--- START ---

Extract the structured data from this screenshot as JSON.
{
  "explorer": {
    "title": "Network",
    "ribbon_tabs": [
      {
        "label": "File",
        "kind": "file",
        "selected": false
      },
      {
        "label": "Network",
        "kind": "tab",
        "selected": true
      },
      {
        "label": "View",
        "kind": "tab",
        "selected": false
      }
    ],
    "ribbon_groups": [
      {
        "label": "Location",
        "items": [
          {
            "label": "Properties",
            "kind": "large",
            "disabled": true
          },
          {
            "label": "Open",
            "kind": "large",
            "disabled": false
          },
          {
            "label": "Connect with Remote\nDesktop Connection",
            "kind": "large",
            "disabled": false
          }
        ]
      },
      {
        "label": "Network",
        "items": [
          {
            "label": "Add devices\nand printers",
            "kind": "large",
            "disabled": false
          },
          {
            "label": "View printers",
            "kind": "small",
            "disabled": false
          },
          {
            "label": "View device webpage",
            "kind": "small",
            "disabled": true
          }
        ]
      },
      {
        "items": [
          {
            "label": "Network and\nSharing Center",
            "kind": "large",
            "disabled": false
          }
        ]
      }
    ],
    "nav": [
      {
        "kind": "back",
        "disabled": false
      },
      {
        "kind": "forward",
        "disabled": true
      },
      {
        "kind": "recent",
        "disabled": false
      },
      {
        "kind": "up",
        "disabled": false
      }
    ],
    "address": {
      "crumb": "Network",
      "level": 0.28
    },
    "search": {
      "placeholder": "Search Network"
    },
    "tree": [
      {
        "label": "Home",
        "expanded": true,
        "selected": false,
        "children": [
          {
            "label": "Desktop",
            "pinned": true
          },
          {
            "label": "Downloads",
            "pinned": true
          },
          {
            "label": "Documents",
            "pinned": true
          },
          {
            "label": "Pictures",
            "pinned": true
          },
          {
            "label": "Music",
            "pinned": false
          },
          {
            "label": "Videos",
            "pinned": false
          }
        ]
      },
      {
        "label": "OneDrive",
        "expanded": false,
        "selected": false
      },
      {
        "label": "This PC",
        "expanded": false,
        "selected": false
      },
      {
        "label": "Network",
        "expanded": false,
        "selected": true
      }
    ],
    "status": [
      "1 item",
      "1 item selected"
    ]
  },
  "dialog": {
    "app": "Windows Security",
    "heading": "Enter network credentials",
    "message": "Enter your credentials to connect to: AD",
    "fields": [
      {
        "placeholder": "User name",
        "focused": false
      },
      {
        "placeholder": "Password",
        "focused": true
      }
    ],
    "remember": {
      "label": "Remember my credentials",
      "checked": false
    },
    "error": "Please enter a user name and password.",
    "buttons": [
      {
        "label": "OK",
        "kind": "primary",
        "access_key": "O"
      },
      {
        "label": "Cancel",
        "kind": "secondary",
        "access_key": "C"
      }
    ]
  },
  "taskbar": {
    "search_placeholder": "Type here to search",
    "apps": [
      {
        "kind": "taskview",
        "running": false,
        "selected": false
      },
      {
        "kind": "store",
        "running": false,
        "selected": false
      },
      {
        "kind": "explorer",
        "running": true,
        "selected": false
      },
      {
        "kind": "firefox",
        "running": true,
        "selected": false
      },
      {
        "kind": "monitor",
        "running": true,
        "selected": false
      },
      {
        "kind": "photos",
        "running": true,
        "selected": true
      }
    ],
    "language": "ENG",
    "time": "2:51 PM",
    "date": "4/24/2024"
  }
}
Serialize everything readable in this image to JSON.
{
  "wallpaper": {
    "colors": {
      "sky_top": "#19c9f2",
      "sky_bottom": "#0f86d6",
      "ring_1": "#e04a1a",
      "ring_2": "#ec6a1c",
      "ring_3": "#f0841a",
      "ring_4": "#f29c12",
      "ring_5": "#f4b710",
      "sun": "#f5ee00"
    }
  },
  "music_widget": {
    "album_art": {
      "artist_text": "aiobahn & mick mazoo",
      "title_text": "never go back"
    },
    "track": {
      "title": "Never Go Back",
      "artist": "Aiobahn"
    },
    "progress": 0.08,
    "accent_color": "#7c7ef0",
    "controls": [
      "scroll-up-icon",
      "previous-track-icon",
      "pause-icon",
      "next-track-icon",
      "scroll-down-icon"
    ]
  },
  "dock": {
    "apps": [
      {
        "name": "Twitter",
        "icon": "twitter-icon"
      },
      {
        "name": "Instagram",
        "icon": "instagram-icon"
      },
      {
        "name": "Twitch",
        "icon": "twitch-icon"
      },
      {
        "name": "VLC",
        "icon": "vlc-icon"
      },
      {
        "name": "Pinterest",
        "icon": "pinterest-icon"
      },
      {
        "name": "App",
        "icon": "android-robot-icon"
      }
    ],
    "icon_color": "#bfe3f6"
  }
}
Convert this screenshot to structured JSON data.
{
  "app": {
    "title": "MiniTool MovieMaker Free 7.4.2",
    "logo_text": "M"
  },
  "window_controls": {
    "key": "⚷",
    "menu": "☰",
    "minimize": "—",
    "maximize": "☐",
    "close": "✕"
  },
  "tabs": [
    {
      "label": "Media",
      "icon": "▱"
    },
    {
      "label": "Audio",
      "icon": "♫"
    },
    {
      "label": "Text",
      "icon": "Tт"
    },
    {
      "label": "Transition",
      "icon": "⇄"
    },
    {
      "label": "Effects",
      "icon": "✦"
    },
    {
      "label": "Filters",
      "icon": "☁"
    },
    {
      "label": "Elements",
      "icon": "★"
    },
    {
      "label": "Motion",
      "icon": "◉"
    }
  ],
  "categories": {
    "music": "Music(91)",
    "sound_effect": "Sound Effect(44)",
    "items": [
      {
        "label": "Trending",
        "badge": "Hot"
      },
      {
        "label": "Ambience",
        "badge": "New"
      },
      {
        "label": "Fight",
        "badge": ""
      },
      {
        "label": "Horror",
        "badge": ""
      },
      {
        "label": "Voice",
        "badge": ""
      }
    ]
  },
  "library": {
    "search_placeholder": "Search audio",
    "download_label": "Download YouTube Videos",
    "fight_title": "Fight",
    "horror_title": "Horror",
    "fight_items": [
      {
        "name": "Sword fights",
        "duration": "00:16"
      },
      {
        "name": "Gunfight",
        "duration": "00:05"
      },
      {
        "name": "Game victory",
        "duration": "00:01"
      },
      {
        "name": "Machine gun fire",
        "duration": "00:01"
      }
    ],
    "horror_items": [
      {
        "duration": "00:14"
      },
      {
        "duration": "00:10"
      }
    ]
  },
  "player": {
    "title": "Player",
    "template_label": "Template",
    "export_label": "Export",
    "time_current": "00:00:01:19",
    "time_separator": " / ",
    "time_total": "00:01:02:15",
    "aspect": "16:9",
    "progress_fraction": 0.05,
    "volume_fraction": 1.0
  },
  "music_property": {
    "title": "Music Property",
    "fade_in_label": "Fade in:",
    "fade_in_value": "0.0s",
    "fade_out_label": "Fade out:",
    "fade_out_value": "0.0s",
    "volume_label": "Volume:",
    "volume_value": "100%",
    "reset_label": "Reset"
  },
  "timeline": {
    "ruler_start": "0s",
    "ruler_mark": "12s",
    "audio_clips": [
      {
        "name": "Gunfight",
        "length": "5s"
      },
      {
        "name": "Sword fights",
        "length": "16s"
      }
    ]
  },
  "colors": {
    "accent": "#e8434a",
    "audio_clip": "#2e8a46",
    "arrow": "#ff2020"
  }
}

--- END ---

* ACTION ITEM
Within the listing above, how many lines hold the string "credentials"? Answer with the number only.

* PROBLEM SOLUTION
3